in a briefing.
Ford began producing the Ranger in October at the Michigan
Assembly Plant. This plant in particular was on the receiving end of an $850
million investment in 2017, allowing it to focus more on body-on-frame vehicle
If you’re interested in the 2019 Ford Ranger, please give us a call or visit us at Transwest Ford and we can help you find one.
It’s not an easy thing to maintain a consistent level of success when you’re held to a certain standard of excellence. Yet, for more than 100 years now, Ford has made being the world’s foremost maker of trucks look easy despite its own expectations of excellence and the constantly raised bar of customer expectations.
Last July marked 100 years since the first Ford truck—the 1917 Ford Model TT—hit the market and became the standard-bearer for capability, versatility, and toughness. At just $600, the Ford Model TT became an overnight sensation and delivered sales of 209 trucks in its first year. By the time it was replaced by the Ford Model AA 11 years later, sales of the Ford Model TT totaled 1.3 million.
The high points and milestones for Ford trucks are many and varied over the past century, but there may be no more important moment than the launch of the F-Series in 1948.
“After the war, a lot of rural Americans moved to urban and suburban centers looking for work, and many took their Ford pickups with them,” said Bob Kreipke, Ford historian. “Ford saw this as an opportunity and began work on the next generation of trucks for 1948, what came to be known as F-Series Bonus Built trucks.”
The F-Series had not only withstood through 70 years, but it has prevailed—2017 marked the 41st consecutive year that it has ranked No. 1 among all trucks in the United States, proving that Ford’s truck legacy is as much about what’s yet to come as it is about what’s already transpired.
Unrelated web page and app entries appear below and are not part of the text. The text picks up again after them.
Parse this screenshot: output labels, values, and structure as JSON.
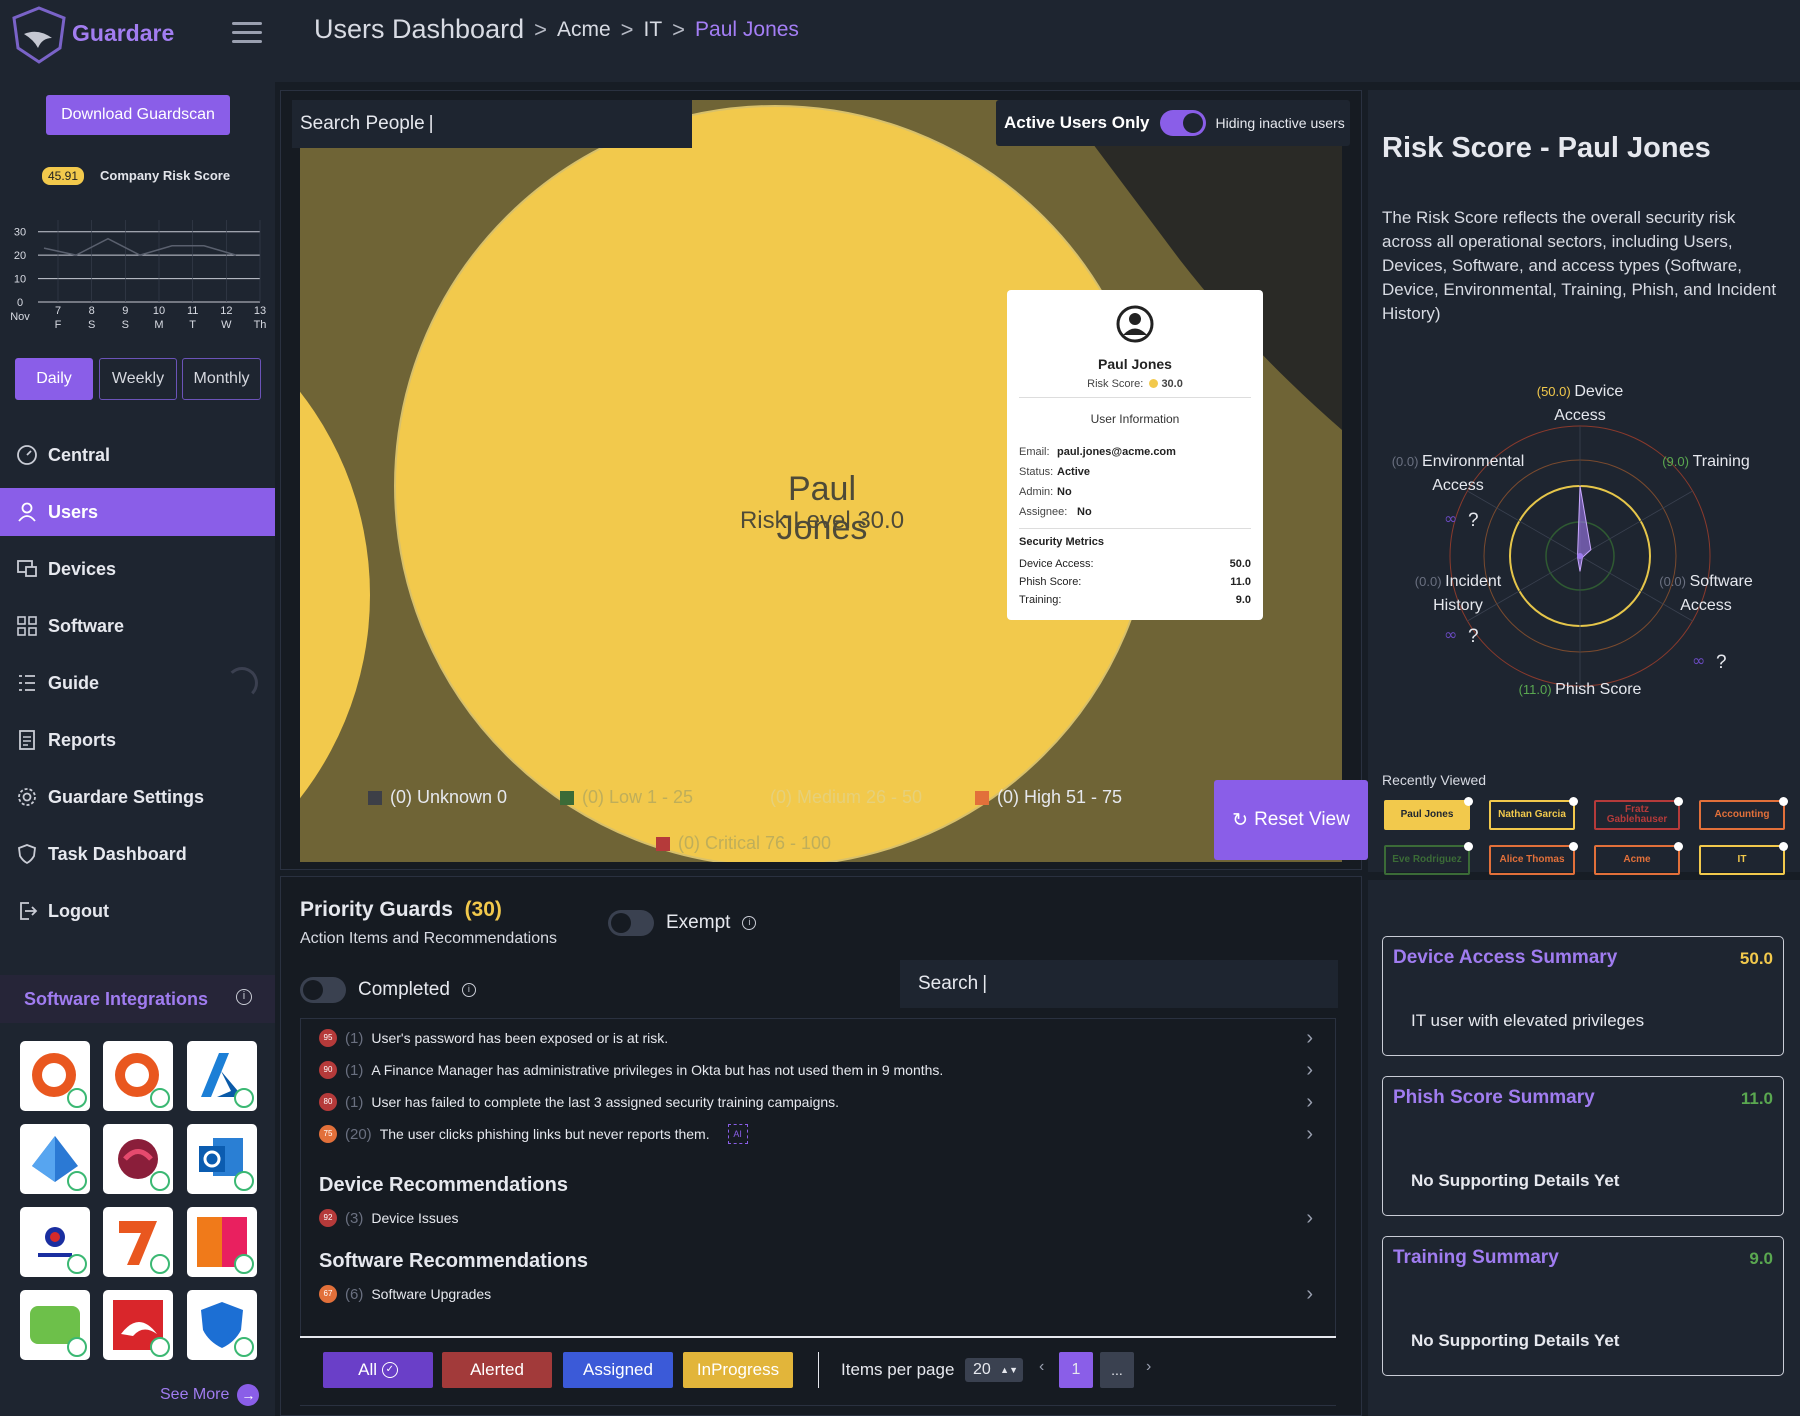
{
  "app": {
    "brand": "Guardare"
  },
  "breadcrumb": {
    "root": "Users Dashboard",
    "org": "Acme",
    "dept": "IT",
    "current": "Paul Jones"
  },
  "sidebar": {
    "download_label": "Download Guardscan",
    "company_risk_value": "45.91",
    "company_risk_label": "Company Risk Score",
    "spark": {
      "y_ticks": [
        "30",
        "20",
        "10",
        "0"
      ],
      "x_ticks": [
        {
          "d": "",
          "w": "Nov"
        },
        {
          "d": "7",
          "w": "F"
        },
        {
          "d": "8",
          "w": "S"
        },
        {
          "d": "9",
          "w": "S"
        },
        {
          "d": "10",
          "w": "M"
        },
        {
          "d": "11",
          "w": "T"
        },
        {
          "d": "12",
          "w": "W"
        },
        {
          "d": "13",
          "w": "Th"
        }
      ],
      "values": [
        23,
        20,
        27,
        20,
        24,
        24,
        20
      ],
      "ylim": [
        0,
        35
      ]
    },
    "periods": [
      "Daily",
      "Weekly",
      "Monthly"
    ],
    "nav": [
      "Central",
      "Users",
      "Devices",
      "Software",
      "Guide",
      "Reports",
      "Guardare Settings",
      "Task Dashboard",
      "Logout"
    ],
    "integrations_title": "Software Integrations",
    "see_more": "See More"
  },
  "bubble": {
    "search_placeholder": "Search People",
    "active_only_label": "Active Users Only",
    "hiding_label": "Hiding inactive users",
    "user_name": "Paul Jones",
    "risk_level": "Risk Level 30.0",
    "reset_label": "Reset View",
    "legend": [
      {
        "label": "(0)  Unknown 0",
        "color": "#3d3f47"
      },
      {
        "label": "(0)  Low 1 - 25",
        "color": "#3b6b37"
      },
      {
        "label": "(0)  Medium 26 - 50",
        "color": "#f2c94c"
      },
      {
        "label": "(0)  High 51 - 75",
        "color": "#e2703a"
      },
      {
        "label": "(0)  Critical 76 - 100",
        "color": "#b53a3a"
      }
    ],
    "popup": {
      "name": "Paul Jones",
      "risk_label": "Risk Score:",
      "risk_value": "30.0",
      "info_title": "User Information",
      "email_label": "Email:",
      "email": "paul.jones@acme.com",
      "status_label": "Status:",
      "status": "Active",
      "admin_label": "Admin:",
      "admin": "No",
      "assignee_label": "Assignee:",
      "assignee": "No",
      "metrics_title": "Security Metrics",
      "metrics": [
        {
          "label": "Device Access:",
          "value": "50.0"
        },
        {
          "label": "Phish Score:",
          "value": "11.0"
        },
        {
          "label": "Training:",
          "value": "9.0"
        }
      ]
    }
  },
  "guards": {
    "title": "Priority Guards",
    "count": "(30)",
    "subtitle": "Action Items and Recommendations",
    "exempt_label": "Exempt",
    "completed_label": "Completed",
    "search_placeholder": "Search",
    "items": [
      {
        "pri": "95",
        "color": "#b53a3a",
        "count": "(1)",
        "text": "User's password has been exposed or is at risk."
      },
      {
        "pri": "90",
        "color": "#b53a3a",
        "count": "(1)",
        "text": "A Finance Manager has administrative privileges in Okta but has not used them in 9 months."
      },
      {
        "pri": "80",
        "color": "#b53a3a",
        "count": "(1)",
        "text": "User has failed to complete the last 3 assigned security training campaigns."
      },
      {
        "pri": "75",
        "color": "#e2703a",
        "count": "(20)",
        "text": "The user clicks phishing links but never reports them."
      }
    ],
    "device_section": "Device Recommendations",
    "device_item": {
      "pri": "92",
      "color": "#b53a3a",
      "count": "(3)",
      "text": "Device Issues"
    },
    "software_section": "Software Recommendations",
    "software_item": {
      "pri": "67",
      "color": "#e2703a",
      "count": "(6)",
      "text": "Software Upgrades"
    },
    "filters": [
      "All",
      "Alerted",
      "Assigned",
      "InProgress"
    ],
    "items_per_page_label": "Items per page",
    "items_per_page": "20",
    "page": "1",
    "ellipsis": "..."
  },
  "risk": {
    "title": "Risk Score - Paul Jones",
    "description": "The Risk Score reflects the overall security risk across all operational sectors, including Users, Devices, Software, and access types (Software, Device, Environmental, Training, Phish, and Incident History)",
    "radar": [
      {
        "value": "(50.0)",
        "name1": "Device",
        "name2": "Access",
        "vcolor": "#f2c94c"
      },
      {
        "value": "(9.0)",
        "name1": "Training",
        "name2": "",
        "vcolor": "#5aa850"
      },
      {
        "value": "(0.0)",
        "name1": "Software",
        "name2": "Access",
        "vcolor": "#6a7080"
      },
      {
        "value": "(11.0)",
        "name1": "Phish Score",
        "name2": "",
        "vcolor": "#5aa850"
      },
      {
        "value": "(0.0)",
        "name1": "Incident",
        "name2": "History",
        "vcolor": "#6a7080"
      },
      {
        "value": "(0.0)",
        "name1": "Environmental",
        "name2": "Access",
        "vcolor": "#6a7080"
      }
    ],
    "radar_values": [
      50,
      9,
      0,
      11,
      0,
      0
    ],
    "unknown_mark": "?",
    "recently_viewed_label": "Recently Viewed",
    "recent": [
      {
        "label": "Paul Jones",
        "color": "#f2c94c"
      },
      {
        "label": "Nathan Garcia",
        "color": "#f2c94c"
      },
      {
        "label": "Fratz Gablehauser",
        "color": "#b53a3a"
      },
      {
        "label": "Accounting",
        "color": "#e2703a"
      },
      {
        "label": "Eve Rodriguez",
        "color": "#3b6b37"
      },
      {
        "label": "Alice Thomas",
        "color": "#e2703a"
      },
      {
        "label": "Acme",
        "color": "#e2703a"
      },
      {
        "label": "IT",
        "color": "#f2c94c"
      }
    ]
  },
  "summaries": [
    {
      "title": "Device Access Summary",
      "value": "50.0",
      "vcolor": "#f2c94c",
      "detail": "IT user with elevated privileges"
    },
    {
      "title": "Phish Score Summary",
      "value": "11.0",
      "vcolor": "#5aa850",
      "detail": "No Supporting Details Yet"
    },
    {
      "title": "Training Summary",
      "value": "9.0",
      "vcolor": "#5aa850",
      "detail": "No Supporting Details Yet"
    }
  ]
}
To see why today’s Ford F-Series trucks—including the 2018 Ford F-150 and Ford Super Duty—don’t raise the bar for truck capabilities as much as they represent the bar by which all other trucks are measured, stop in for a test drive at Transwest Ford.